§ **WHAT TO DO**:
Each record below must be retyped exactly, with nothing left out.

(App and web page records)
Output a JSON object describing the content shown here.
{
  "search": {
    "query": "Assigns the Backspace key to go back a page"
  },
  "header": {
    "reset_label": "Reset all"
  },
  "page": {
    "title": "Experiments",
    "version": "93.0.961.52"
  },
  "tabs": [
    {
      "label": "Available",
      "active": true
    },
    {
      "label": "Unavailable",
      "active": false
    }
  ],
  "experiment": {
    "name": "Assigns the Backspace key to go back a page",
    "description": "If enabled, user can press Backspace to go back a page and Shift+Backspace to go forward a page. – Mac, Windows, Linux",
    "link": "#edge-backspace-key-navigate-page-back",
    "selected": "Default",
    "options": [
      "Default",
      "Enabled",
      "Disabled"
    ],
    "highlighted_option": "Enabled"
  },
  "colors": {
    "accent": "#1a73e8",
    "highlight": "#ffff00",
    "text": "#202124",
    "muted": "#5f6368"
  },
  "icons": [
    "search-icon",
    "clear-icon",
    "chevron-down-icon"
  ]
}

§ **RESULT FOR THIS EXERCISE**:
Output a JSON object describing the content shown here.
{
  "search": {
    "query": "Assigns the Backspace key to go back a page"
  },
  "header": {
    "reset_label": "Reset all"
  },
  "page": {
    "title": "Experiments",
    "version": "93.0.961.52"
  },
  "tabs": [
    {
      "label": "Available",
      "active": true
    },
    {
      "label": "Unavailable",
      "active": false
    }
  ],
  "experiment": {
    "name": "Assigns the Backspace key to go back a page",
    "description": "If enabled, user can press Backspace to go back a page and Shift+Backspace to go forward a page. – Mac, Windows, Linux",
    "link": "#edge-backspace-key-navigate-page-back",
    "selected": "Default",
    "options": [
      "Default",
      "Enabled",
      "Disabled"
    ],
    "highlighted_option": "Enabled"
  },
  "colors": {
    "accent": "#1a73e8",
    "highlight": "#ffff00",
    "text": "#202124",
    "muted": "#5f6368"
  },
  "icons": [
    "search-icon",
    "clear-icon",
    "chevron-down-icon"
  ]
}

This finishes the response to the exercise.